ALM980 turned back toward St. Martin, but DeWitt believed they would land with 4400 pounds of fuel, 100 pounds more than the required 4300. When the airplane arrived over the beacon for the procedure turn, the weather turned out to be far worse than reported and when it broke out, it was too close and too poorly aligned to try to land. The airport's short runway—5200 feet—left no margin for error. After two circling attempts, the crew gave up and struck off for the alternate, St. Thomas, with 3800 pounds of fuel left—about 38 minutes. Minutes later, St. Martin tower closed the airport due to poor visibility and low ceilings.
They never made St. Thomas, or St. Croix, which was deemed a little closer. With fuel dwindling, DeWitt realized he would have to ditch miles short of St. Croix. While all of the occupants of the Pel-Air survived, sadly, that wasn't the case for ALM980. After impact, the airplane remained on the surface for 10 minutes; 40 of the 63 people aboard survived. It's almost certain that more would have, but in one those seemingly innocuous twists on which survival can turn, the cabin PA wasn't working. The flight crew couldn't warn the cabin crew that touchdown was imminent. Although they used the ONA method of three chimes to warn the cabin, the ALM-trained cabin crew didn't know what three chimes meant; it was accustomed to only two. Many passengers were standing or were otherwise unsecured during the impact. The ditching occurred in late afternoon light in moderate seas and rain. In a stroke of good fortune, a Navy helicopter ship was anchored nearby and rescue efforts began quickly.
The post-flight investigation revealed some of the same problems James encountered off Norfolk Island. The procedure for handling liferafts was flawed; vests rode too high and blocked the survivors ears, funneling water into their faces.
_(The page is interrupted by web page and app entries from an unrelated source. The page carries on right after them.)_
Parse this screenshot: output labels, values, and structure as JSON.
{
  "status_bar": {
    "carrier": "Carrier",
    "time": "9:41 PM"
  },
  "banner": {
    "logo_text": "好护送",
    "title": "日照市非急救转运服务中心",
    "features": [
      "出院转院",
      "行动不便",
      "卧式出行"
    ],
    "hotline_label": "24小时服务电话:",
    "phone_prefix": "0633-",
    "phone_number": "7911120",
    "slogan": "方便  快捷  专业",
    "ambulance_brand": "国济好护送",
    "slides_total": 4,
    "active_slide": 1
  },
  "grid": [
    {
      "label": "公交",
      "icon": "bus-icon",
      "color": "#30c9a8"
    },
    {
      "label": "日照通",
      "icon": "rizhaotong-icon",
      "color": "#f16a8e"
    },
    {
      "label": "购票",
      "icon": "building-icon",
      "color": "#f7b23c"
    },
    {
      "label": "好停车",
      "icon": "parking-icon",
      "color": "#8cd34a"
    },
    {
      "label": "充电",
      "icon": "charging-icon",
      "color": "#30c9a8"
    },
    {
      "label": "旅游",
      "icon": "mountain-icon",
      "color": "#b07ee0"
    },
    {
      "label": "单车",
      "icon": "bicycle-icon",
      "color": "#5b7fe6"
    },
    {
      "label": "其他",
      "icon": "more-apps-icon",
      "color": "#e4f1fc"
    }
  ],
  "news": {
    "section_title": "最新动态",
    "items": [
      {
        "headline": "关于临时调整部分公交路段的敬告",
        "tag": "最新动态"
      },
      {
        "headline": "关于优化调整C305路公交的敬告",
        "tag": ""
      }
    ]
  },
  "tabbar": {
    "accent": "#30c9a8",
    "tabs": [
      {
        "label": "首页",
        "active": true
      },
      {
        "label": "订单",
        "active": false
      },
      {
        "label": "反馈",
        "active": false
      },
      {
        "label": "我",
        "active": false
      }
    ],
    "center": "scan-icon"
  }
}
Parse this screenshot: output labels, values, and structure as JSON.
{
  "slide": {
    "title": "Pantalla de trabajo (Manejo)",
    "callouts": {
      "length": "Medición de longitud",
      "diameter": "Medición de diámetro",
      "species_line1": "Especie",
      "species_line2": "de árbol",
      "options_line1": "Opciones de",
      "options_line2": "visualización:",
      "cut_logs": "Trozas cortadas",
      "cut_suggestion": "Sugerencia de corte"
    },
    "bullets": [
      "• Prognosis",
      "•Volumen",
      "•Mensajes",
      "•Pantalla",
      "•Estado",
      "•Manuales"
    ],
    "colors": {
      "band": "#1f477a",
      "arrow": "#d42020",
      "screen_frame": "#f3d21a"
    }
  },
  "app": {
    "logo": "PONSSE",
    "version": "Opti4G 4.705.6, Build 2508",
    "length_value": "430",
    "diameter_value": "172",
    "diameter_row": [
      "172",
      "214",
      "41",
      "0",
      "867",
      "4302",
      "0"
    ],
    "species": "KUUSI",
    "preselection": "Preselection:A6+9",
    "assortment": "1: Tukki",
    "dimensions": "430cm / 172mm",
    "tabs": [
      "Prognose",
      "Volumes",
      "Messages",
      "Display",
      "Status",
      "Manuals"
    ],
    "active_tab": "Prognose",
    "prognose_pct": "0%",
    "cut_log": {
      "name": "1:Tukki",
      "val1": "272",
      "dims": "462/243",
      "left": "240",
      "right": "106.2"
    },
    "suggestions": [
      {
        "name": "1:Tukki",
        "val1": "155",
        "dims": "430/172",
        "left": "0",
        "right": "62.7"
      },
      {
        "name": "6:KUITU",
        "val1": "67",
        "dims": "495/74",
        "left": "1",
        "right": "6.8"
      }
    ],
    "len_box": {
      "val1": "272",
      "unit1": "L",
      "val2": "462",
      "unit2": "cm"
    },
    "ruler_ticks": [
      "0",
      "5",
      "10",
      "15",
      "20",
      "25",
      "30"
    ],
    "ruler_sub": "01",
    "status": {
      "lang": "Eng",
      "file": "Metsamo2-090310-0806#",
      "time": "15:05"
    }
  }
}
There were unconfirmed reports that the St. Martin tower operator was pressured to report better weather than actually existed. Witnesses varied on what weather existed at the time of the initial approaches, but some said it was as little as a quarter mile. The NTSB took some lumps, too. It was too slow in assembling a maintenance records group and during the ensuring delay, the airline destroyed the DC-9's records, hiding possible improper work done on the fuel probes, according to Corsetti.
On March 31, 1971, the NTSB issued its probable cause: fuel exhaustion due to repeated attempts to land at St. Martin until not enough fuel remained for flight to an alternate. Mis-reported weather was also a factor.
Some positives emerged from the accident. Captain Dewitt was at least cited for exceptional airmanship in ditching the aircraft in trying conditions. The NTSB also recommended eliminating the old automotive-style metal-to-fabric seatbelts and this was adopted. Today, you fly behind metal-to-metal seatbelt buckles as a result. Also, better communications were installed in parts of the Caribbean to improve flight handling.
In the end, both the Norfolk Island and ALM ditchings owe their origins to aircraft being pressed into missions they simply weren't able to fly with suitable safety margins. I suspect the management at Pel-Air had never heard of ALM980 and didn't realize they risked repeating it.